- Conditional vs. Unconditional
- Cheque: Cheques are always unconditional orders to pay.
- Bill of Exchange: Bills of exchange can be conditional or unconditional, depending on the terms specified in the document.
- Cheque: Primarily used for immediate, straightforward payments from a bank account.
- Bill of Exchange: Used for various purposes, including trade transactions, credit extensions, and financial arrangements.
- Cheque: Cheques do not require stamping.
- Bill of Exchange: Bills of exchange may require stamping as per the Indian Stamp Act.
- Validity Period
- Cheque: Cheques have a validity period of three months from the date of issue.
- Bill of Exchange: Bills of exchange have a maturity date specified in the document, and they are payable on or after that date.
- Clearing Process
- Cheque: Cheques go through the clearing process, which can take a few days for settlement.
- Bill of Exchange: Bills of exchange do not go through a clearing process; they are presented directly to the drawee for payment.
- Legal Consequences
- Cheque: Dishonoring a cheque can lead to legal consequences under Section 138 of the Negotiable Instruments Act.
- Bill of Exchange:Dishonoring a bill of exchange can also result in legal action against the drawee.
Choosing Between Cheques and Bills of Exchange
The choice between using a cheque or a bill of exchange depends on the specific financial transaction and the preferences of the parties involved. Here are some considerations when making this choice:
Use Cheques When:
- Immediate Payment: If you need to make a straightforward, unconditional payment from your bank account, cheques are a convenient option.

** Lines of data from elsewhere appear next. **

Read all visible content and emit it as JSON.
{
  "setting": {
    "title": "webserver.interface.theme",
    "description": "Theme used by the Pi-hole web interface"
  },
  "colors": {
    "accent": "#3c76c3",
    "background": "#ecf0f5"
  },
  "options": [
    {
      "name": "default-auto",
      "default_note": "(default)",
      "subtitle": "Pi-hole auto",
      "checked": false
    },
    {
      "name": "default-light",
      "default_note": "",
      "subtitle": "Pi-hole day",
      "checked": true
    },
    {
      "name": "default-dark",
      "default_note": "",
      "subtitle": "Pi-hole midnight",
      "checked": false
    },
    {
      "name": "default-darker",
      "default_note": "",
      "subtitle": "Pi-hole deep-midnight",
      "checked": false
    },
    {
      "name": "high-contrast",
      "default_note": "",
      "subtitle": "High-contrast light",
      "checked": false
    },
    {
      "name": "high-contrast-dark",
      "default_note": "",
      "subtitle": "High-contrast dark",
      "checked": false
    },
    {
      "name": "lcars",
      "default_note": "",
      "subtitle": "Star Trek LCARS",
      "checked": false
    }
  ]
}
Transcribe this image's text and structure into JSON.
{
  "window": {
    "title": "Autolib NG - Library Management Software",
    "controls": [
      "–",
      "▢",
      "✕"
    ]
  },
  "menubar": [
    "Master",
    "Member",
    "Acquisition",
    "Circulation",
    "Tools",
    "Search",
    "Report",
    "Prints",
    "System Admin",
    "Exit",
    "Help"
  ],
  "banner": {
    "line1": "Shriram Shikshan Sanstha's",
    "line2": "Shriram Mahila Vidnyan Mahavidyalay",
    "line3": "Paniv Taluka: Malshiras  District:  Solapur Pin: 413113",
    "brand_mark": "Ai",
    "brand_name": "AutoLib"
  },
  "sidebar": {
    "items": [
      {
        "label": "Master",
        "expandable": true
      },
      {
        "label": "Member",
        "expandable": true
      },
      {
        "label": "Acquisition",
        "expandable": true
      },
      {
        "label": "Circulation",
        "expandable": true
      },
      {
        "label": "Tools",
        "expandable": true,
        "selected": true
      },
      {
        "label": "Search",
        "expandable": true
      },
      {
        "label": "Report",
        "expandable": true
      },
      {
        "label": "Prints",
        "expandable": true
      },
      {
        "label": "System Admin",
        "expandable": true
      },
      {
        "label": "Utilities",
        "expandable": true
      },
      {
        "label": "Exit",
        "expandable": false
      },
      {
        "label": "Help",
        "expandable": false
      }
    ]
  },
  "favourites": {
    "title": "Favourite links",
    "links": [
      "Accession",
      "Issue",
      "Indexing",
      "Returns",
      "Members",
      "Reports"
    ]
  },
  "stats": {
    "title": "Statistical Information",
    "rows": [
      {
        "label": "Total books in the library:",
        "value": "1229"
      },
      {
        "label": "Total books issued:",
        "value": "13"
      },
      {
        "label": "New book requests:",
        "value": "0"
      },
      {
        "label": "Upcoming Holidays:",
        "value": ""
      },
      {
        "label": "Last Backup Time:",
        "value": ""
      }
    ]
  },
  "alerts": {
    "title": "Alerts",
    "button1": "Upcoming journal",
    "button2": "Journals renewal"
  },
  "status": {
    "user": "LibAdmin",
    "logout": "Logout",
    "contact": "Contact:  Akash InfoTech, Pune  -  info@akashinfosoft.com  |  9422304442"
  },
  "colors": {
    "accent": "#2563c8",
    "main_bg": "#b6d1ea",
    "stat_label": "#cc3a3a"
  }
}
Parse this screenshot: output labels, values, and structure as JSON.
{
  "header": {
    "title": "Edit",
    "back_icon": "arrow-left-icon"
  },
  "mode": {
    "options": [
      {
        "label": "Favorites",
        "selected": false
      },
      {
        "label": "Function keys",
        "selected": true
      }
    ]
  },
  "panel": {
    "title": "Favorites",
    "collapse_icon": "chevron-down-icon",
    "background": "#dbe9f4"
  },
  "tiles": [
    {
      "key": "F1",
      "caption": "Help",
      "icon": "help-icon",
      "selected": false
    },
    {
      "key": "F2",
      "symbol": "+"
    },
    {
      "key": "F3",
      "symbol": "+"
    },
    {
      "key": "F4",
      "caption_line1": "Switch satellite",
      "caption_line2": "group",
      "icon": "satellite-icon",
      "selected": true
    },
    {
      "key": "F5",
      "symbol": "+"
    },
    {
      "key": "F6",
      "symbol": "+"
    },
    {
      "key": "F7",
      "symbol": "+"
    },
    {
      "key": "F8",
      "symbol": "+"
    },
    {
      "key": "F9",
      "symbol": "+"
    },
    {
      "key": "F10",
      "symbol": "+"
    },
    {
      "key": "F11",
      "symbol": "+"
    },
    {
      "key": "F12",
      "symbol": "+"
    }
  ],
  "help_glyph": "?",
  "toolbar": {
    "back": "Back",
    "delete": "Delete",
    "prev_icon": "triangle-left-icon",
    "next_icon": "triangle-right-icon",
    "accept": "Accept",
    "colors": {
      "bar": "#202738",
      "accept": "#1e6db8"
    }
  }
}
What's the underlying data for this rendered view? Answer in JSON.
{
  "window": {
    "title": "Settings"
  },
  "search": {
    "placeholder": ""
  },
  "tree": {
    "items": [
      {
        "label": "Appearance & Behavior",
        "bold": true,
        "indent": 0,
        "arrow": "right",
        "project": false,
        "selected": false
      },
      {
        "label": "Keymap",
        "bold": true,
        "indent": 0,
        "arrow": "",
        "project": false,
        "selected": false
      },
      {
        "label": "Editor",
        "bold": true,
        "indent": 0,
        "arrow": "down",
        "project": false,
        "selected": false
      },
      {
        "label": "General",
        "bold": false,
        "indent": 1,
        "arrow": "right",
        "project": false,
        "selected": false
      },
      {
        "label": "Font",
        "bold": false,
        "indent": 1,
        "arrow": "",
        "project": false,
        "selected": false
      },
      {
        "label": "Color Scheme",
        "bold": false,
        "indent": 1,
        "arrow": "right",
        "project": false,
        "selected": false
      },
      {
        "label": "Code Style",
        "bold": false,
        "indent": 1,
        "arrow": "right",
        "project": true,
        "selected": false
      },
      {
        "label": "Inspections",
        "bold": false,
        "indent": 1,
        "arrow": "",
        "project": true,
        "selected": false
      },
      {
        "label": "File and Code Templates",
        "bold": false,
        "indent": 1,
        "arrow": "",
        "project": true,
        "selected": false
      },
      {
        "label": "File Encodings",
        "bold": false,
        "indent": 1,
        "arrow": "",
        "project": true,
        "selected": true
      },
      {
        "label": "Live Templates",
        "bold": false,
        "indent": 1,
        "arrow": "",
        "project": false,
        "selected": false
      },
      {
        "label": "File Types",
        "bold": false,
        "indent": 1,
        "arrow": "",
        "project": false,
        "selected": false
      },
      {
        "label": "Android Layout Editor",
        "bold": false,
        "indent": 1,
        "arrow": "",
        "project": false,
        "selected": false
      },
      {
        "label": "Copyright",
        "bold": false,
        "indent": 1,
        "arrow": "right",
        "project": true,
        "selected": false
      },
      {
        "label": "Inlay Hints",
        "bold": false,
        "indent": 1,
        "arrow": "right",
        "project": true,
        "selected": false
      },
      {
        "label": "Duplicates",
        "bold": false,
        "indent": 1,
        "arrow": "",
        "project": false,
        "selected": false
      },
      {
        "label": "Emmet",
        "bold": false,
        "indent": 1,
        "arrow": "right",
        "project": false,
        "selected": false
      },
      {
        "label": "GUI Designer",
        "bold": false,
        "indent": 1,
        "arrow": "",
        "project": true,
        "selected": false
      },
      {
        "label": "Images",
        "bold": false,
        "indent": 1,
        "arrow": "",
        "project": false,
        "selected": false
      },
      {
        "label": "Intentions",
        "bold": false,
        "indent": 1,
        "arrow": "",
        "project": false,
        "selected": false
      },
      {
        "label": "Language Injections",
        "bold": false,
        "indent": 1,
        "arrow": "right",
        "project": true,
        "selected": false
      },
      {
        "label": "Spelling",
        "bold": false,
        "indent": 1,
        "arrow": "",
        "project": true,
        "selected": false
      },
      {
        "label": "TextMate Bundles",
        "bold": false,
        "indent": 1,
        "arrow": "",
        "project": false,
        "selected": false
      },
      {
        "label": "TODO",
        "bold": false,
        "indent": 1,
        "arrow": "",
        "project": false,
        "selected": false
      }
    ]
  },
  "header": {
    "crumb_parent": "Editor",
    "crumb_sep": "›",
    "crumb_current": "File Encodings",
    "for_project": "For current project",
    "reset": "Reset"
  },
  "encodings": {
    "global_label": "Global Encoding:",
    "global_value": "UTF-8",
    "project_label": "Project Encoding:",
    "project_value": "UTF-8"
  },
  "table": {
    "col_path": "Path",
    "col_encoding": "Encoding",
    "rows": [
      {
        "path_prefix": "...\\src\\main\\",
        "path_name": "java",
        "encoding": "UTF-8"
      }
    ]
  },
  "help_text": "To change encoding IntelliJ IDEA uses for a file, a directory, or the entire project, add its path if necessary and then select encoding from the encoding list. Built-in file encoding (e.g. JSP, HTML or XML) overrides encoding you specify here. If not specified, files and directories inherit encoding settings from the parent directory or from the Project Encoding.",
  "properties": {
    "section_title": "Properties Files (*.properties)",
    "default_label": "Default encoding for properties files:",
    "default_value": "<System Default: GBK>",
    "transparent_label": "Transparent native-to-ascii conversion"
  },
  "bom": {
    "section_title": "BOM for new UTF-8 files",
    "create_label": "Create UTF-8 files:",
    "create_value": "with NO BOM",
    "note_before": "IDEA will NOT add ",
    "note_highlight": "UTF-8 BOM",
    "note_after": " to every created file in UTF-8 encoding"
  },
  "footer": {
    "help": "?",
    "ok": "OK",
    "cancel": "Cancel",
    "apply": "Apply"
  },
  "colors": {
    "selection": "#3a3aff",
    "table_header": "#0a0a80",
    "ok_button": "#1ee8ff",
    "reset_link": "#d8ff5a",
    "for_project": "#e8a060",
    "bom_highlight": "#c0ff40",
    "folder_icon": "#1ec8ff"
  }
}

- Routine Transactions: For day-to-day transactions, such as paying bills, salaries, or suppliers, cheques are commonly used.
- No Need for Drawee Acceptance: When the drawee is a bank and no formal acceptance is required, a cheque is a simpler choice.
Use Bills of Exchange When:
- Conditional Payment: If the payment depends on specific conditions or a future date, a bill of exchange provides the flexibility to include such terms.
- Trade Transactions: In commercial transactions where credit periods, discounts, and trade finance arrangements are involved, bills of exchange are frequently used.
- Drawee Acceptance is Required: When it is essential to obtain the drawee’s formal acceptance of the payment obligation, bills of exchange are suitable.
Legal Protections and Dispute Resolution
Both cheques and bills of exchange in India have legal protections and mechanisms for dispute resolution:
Cheques: If a cheque is dishonored due to insufficient funds or other reasons, the payee can send a legal notice to the drawer demanding payment. If the drawer fails to make the payment within 15 days of receiving the notice, the payee can file a complaint under Section 138 of the Negotiable Instruments Act. If found guilty, the drawer may face imprisonment and a fine.
Bills of Exchange: When a bill of exchange is dishonored, the holder of the bill can take legal action against the drawee. This may involve filing a civil suit for recovery of the amount due along with any applicable interest and legal costs.
Cheques and bills of exchange are two essential financial instruments that facilitate payments and financial transactions in India. While cheques are straightforward and widely used for immediate, unconditional payments, bills of exchange offer greater flexibility for conditional payments, trade transactions, and credit arrangements.
Understanding the differences between these instruments is crucial for individuals and businesses to choose the most suitable option for their financial needs. Moreover, being aware of the legal protections and dispute resolution mechanisms associated with cheques and bills of exchange can help ensure the smooth execution of financial transactions while mitigating risks.
Whether you opt for a cheque or a bill of exchange, it’s essential to comply with the relevant legal requirements and adhere to the terms and conditions specified in the instrument to avoid legal issues and ensure the successful completion of your financial transactions in the Indian context.
This blog is authored by Aditya Kumar Mishra, a second-year student at National Law University, Delhi.